◆ **Work to complete**
All of the data must be written out verbatim, with pictures excluded.

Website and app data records
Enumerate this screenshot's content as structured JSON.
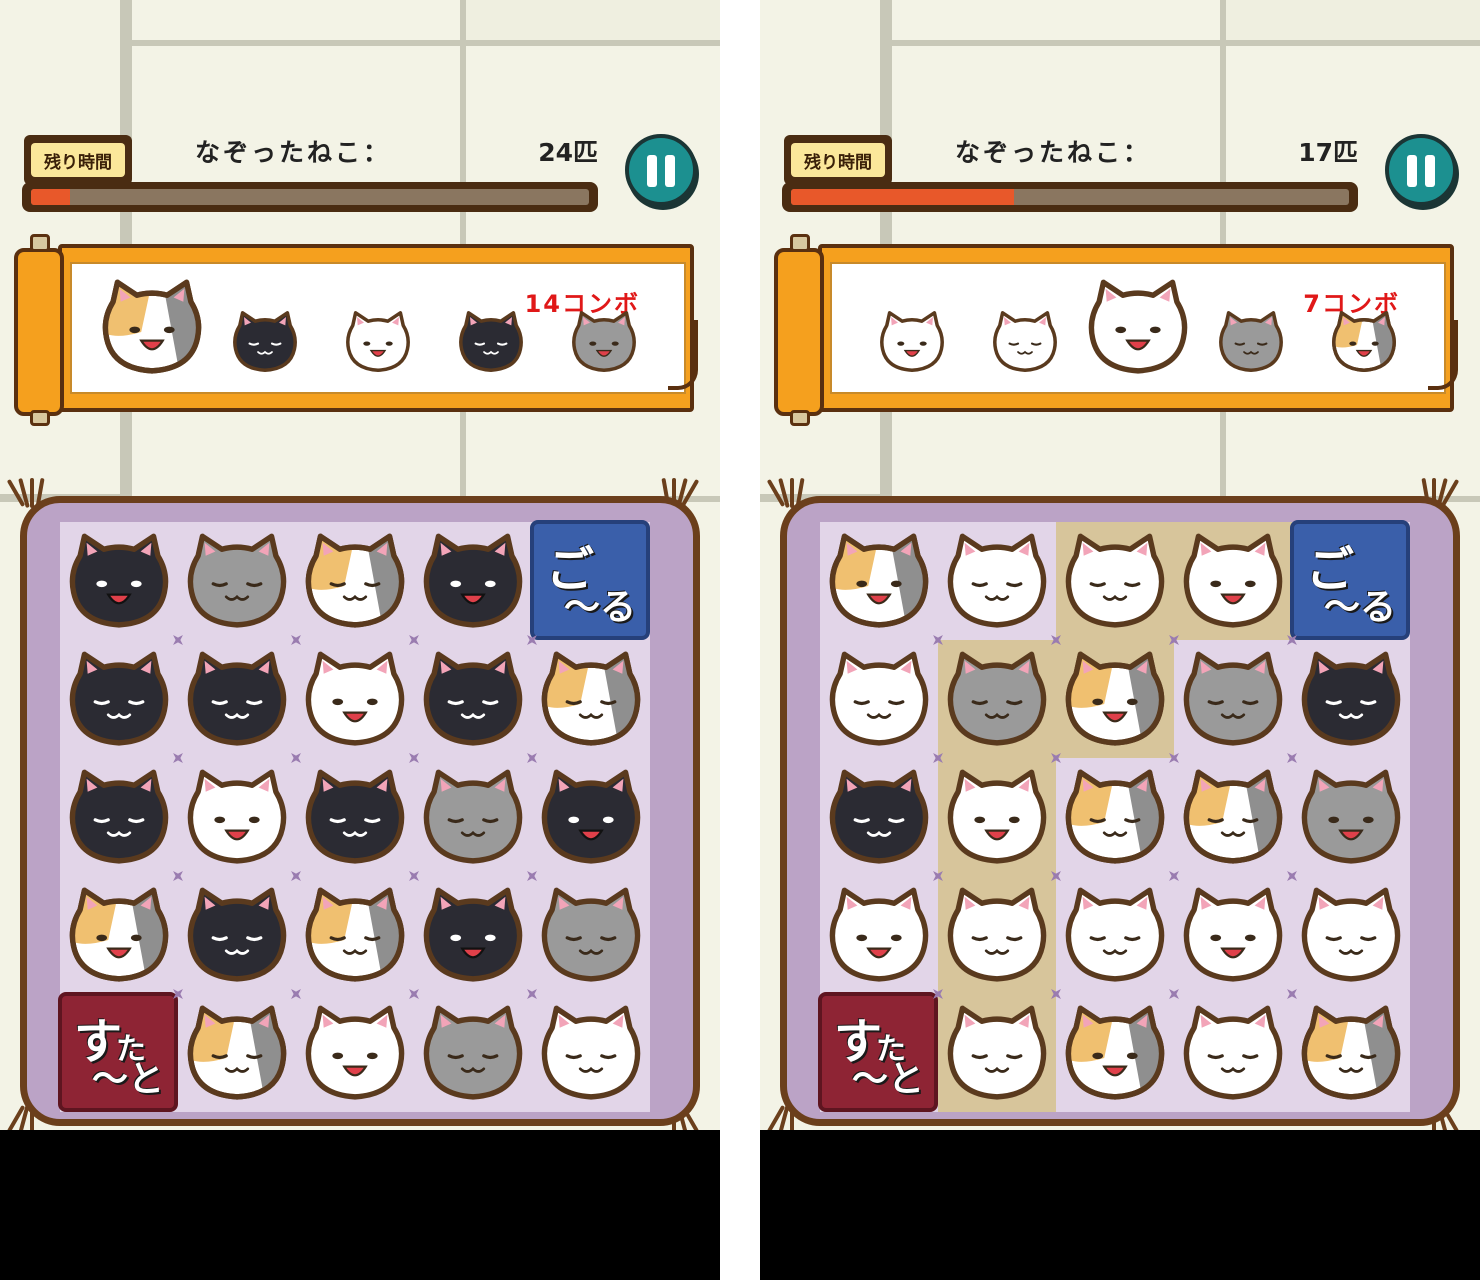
{
  "screens": [
    {
      "timer_label": "残り時間",
      "count_label": "なぞったねこ：",
      "count_value": "24匹",
      "timer_fraction": 0.07,
      "combo": "14コンボ",
      "chain_preview": [
        "calico",
        "black",
        "white",
        "black",
        "gray"
      ],
      "chain_big_index": 0,
      "grid": [
        [
          "black",
          "gray",
          "calico",
          "black",
          "goal"
        ],
        [
          "black",
          "black",
          "white",
          "black",
          "calico"
        ],
        [
          "black",
          "white",
          "black",
          "gray",
          "black"
        ],
        [
          "calico",
          "black",
          "calico",
          "black",
          "gray"
        ],
        [
          "start",
          "calico",
          "white",
          "gray",
          "white"
        ]
      ],
      "highlighted": [],
      "goal_label_1": "ご",
      "goal_label_2": "〜る",
      "start_label_1": "す",
      "start_label_2": "〜と",
      "start_label_3": "た"
    },
    {
      "timer_label": "残り時間",
      "count_label": "なぞったねこ：",
      "count_value": "17匹",
      "timer_fraction": 0.4,
      "combo": "7コンボ",
      "chain_preview": [
        "white",
        "white",
        "white",
        "gray",
        "calico"
      ],
      "chain_big_index": 2,
      "grid": [
        [
          "calico",
          "white",
          "white",
          "white",
          "goal"
        ],
        [
          "white",
          "gray",
          "calico",
          "gray",
          "black"
        ],
        [
          "black",
          "white",
          "calico",
          "calico",
          "gray"
        ],
        [
          "white",
          "white",
          "white",
          "white",
          "white"
        ],
        [
          "start",
          "white",
          "calico",
          "white",
          "calico"
        ]
      ],
      "highlighted": [
        [
          0,
          2
        ],
        [
          0,
          3
        ],
        [
          1,
          1
        ],
        [
          1,
          2
        ],
        [
          2,
          1
        ],
        [
          3,
          1
        ],
        [
          4,
          1
        ]
      ],
      "goal_label_1": "ご",
      "goal_label_2": "〜る",
      "start_label_1": "す",
      "start_label_2": "〜と",
      "start_label_3": "た"
    }
  ],
  "colors": {
    "black_cat": "#2b2b33",
    "gray_cat": "#9a9a9a",
    "white_cat": "#ffffff",
    "calico_orange": "#f0c070",
    "calico_gray": "#8f8f8f",
    "cat_outline": "#5a3a1e",
    "timer_fill": "#e8582a",
    "combo_text": "#e01818",
    "highlight_cell": "#d7c59b",
    "cushion": "#bba3c6",
    "board": "#e2d5e8"
  }
}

◆ **Final answer**
Enumerate this screenshot's content as structured JSON.
{
  "screens": [
    {
      "timer_label": "残り時間",
      "count_label": "なぞったねこ：",
      "count_value": "24匹",
      "timer_fraction": 0.07,
      "combo": "14コンボ",
      "chain_preview": [
        "calico",
        "black",
        "white",
        "black",
        "gray"
      ],
      "chain_big_index": 0,
      "grid": [
        [
          "black",
          "gray",
          "calico",
          "black",
          "goal"
        ],
        [
          "black",
          "black",
          "white",
          "black",
          "calico"
        ],
        [
          "black",
          "white",
          "black",
          "gray",
          "black"
        ],
        [
          "calico",
          "black",
          "calico",
          "black",
          "gray"
        ],
        [
          "start",
          "calico",
          "white",
          "gray",
          "white"
        ]
      ],
      "highlighted": [],
      "goal_label_1": "ご",
      "goal_label_2": "〜る",
      "start_label_1": "す",
      "start_label_2": "〜と",
      "start_label_3": "た"
    },
    {
      "timer_label": "残り時間",
      "count_label": "なぞったねこ：",
      "count_value": "17匹",
      "timer_fraction": 0.4,
      "combo": "7コンボ",
      "chain_preview": [
        "white",
        "white",
        "white",
        "gray",
        "calico"
      ],
      "chain_big_index": 2,
      "grid": [
        [
          "calico",
          "white",
          "white",
          "white",
          "goal"
        ],
        [
          "white",
          "gray",
          "calico",
          "gray",
          "black"
        ],
        [
          "black",
          "white",
          "calico",
          "calico",
          "gray"
        ],
        [
          "white",
          "white",
          "white",
          "white",
          "white"
        ],
        [
          "start",
          "white",
          "calico",
          "white",
          "calico"
        ]
      ],
      "highlighted": [
        [
          0,
          2
        ],
        [
          0,
          3
        ],
        [
          1,
          1
        ],
        [
          1,
          2
        ],
        [
          2,
          1
        ],
        [
          3,
          1
        ],
        [
          4,
          1
        ]
      ],
      "goal_label_1": "ご",
      "goal_label_2": "〜る",
      "start_label_1": "す",
      "start_label_2": "〜と",
      "start_label_3": "た"
    }
  ],
  "colors": {
    "black_cat": "#2b2b33",
    "gray_cat": "#9a9a9a",
    "white_cat": "#ffffff",
    "calico_orange": "#f0c070",
    "calico_gray": "#8f8f8f",
    "cat_outline": "#5a3a1e",
    "timer_fill": "#e8582a",
    "combo_text": "#e01818",
    "highlight_cell": "#d7c59b",
    "cushion": "#bba3c6",
    "board": "#e2d5e8"
  }
}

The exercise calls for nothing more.